● **Exercise instructions**
When you output the records, match them exactly and omit any picture they include.

===== Input material =====

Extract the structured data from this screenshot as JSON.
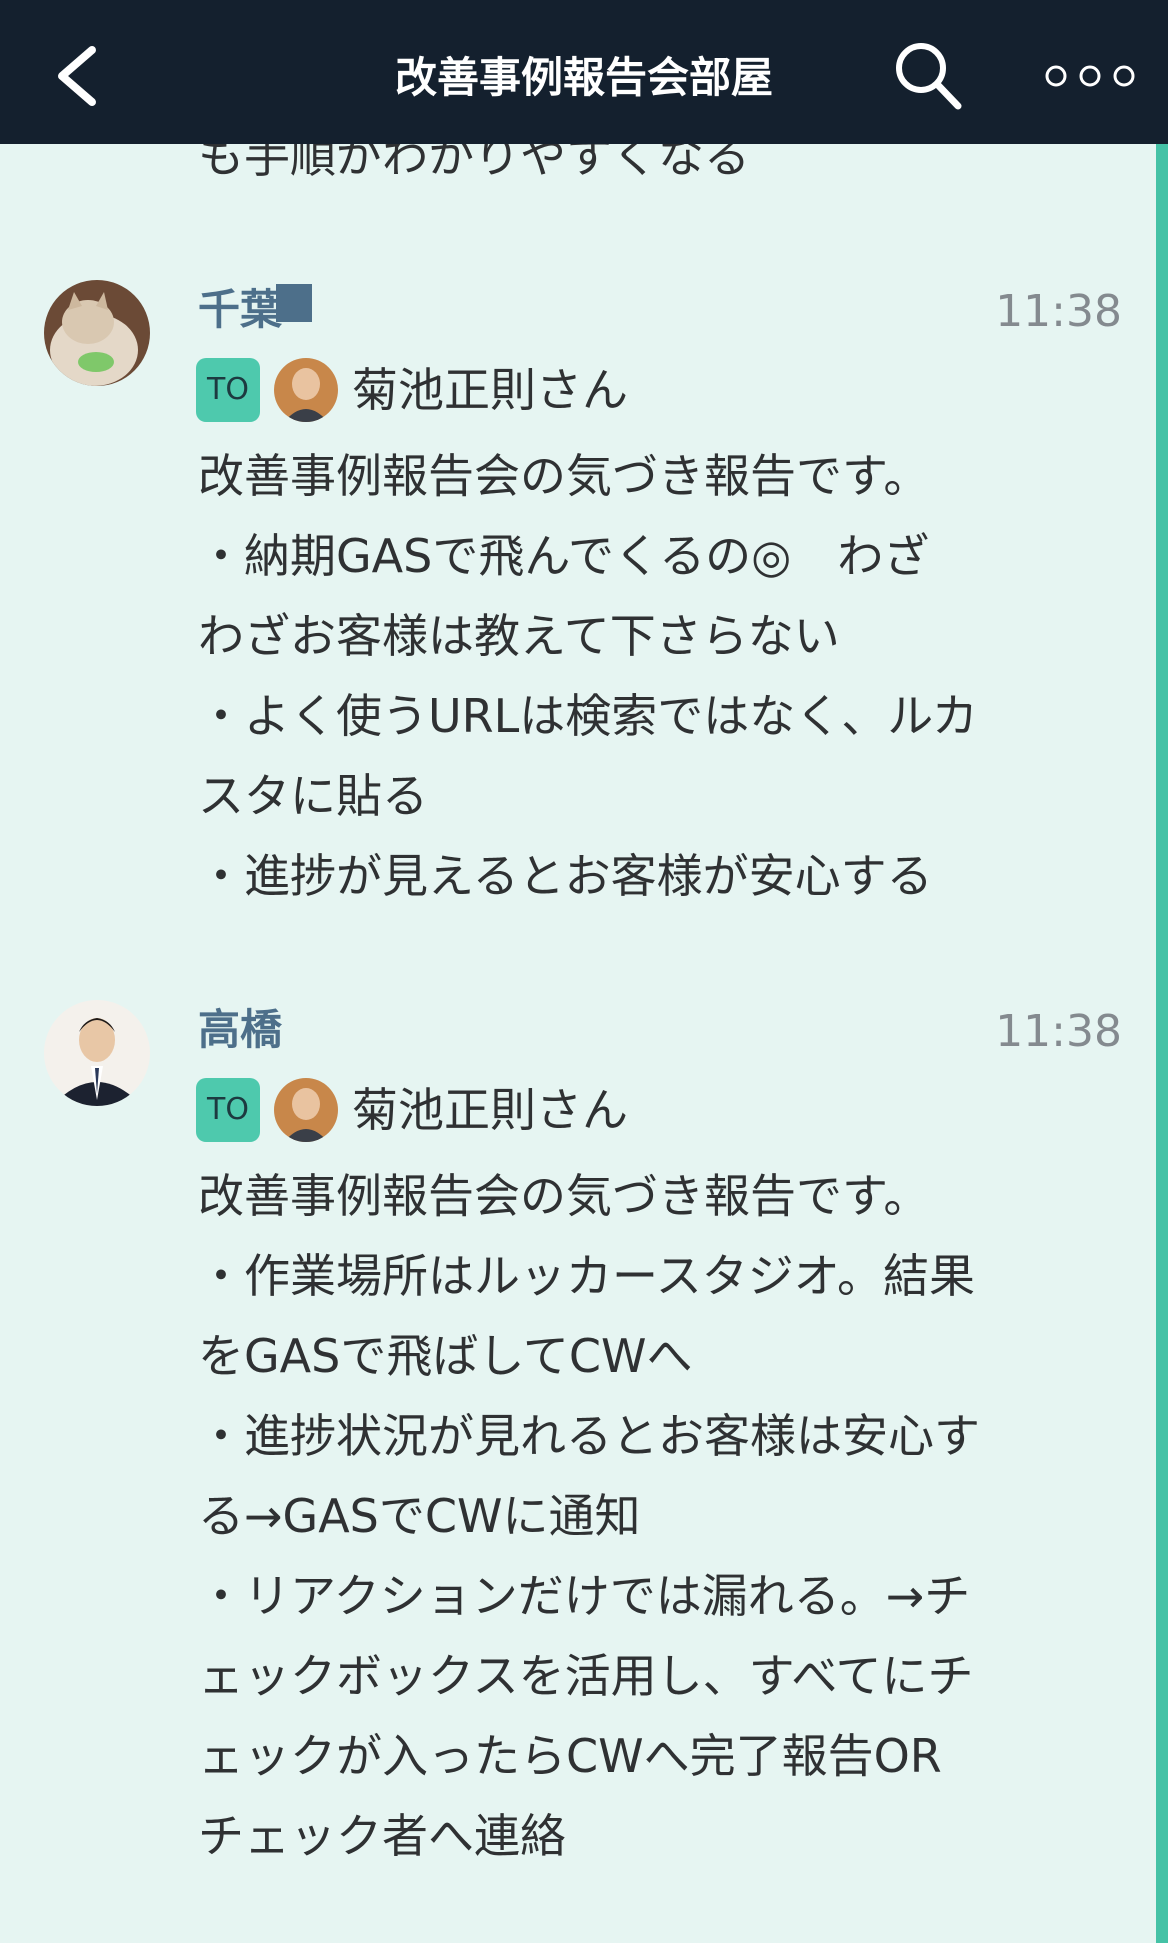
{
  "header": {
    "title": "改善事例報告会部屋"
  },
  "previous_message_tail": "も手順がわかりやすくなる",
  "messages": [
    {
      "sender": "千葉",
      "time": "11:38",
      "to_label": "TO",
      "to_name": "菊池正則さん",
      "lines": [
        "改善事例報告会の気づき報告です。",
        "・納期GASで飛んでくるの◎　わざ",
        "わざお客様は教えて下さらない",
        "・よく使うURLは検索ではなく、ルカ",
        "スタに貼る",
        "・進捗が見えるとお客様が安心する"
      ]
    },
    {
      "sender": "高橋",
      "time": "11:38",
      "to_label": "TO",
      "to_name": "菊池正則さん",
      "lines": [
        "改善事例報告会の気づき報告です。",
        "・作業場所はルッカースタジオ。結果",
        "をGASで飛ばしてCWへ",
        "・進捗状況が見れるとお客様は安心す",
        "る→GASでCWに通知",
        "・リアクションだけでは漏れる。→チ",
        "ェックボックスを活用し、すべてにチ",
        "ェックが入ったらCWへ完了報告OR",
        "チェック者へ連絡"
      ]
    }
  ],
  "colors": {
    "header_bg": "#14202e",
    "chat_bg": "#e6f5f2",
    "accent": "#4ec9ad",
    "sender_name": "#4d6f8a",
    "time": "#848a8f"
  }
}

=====

● **Written solution**
Extract the structured data from this screenshot as JSON.
{
  "header": {
    "title": "改善事例報告会部屋"
  },
  "previous_message_tail": "も手順がわかりやすくなる",
  "messages": [
    {
      "sender": "千葉",
      "time": "11:38",
      "to_label": "TO",
      "to_name": "菊池正則さん",
      "lines": [
        "改善事例報告会の気づき報告です。",
        "・納期GASで飛んでくるの◎　わざ",
        "わざお客様は教えて下さらない",
        "・よく使うURLは検索ではなく、ルカ",
        "スタに貼る",
        "・進捗が見えるとお客様が安心する"
      ]
    },
    {
      "sender": "高橋",
      "time": "11:38",
      "to_label": "TO",
      "to_name": "菊池正則さん",
      "lines": [
        "改善事例報告会の気づき報告です。",
        "・作業場所はルッカースタジオ。結果",
        "をGASで飛ばしてCWへ",
        "・進捗状況が見れるとお客様は安心す",
        "る→GASでCWに通知",
        "・リアクションだけでは漏れる。→チ",
        "ェックボックスを活用し、すべてにチ",
        "ェックが入ったらCWへ完了報告OR",
        "チェック者へ連絡"
      ]
    }
  ],
  "colors": {
    "header_bg": "#14202e",
    "chat_bg": "#e6f5f2",
    "accent": "#4ec9ad",
    "sender_name": "#4d6f8a",
    "time": "#848a8f"
  }
}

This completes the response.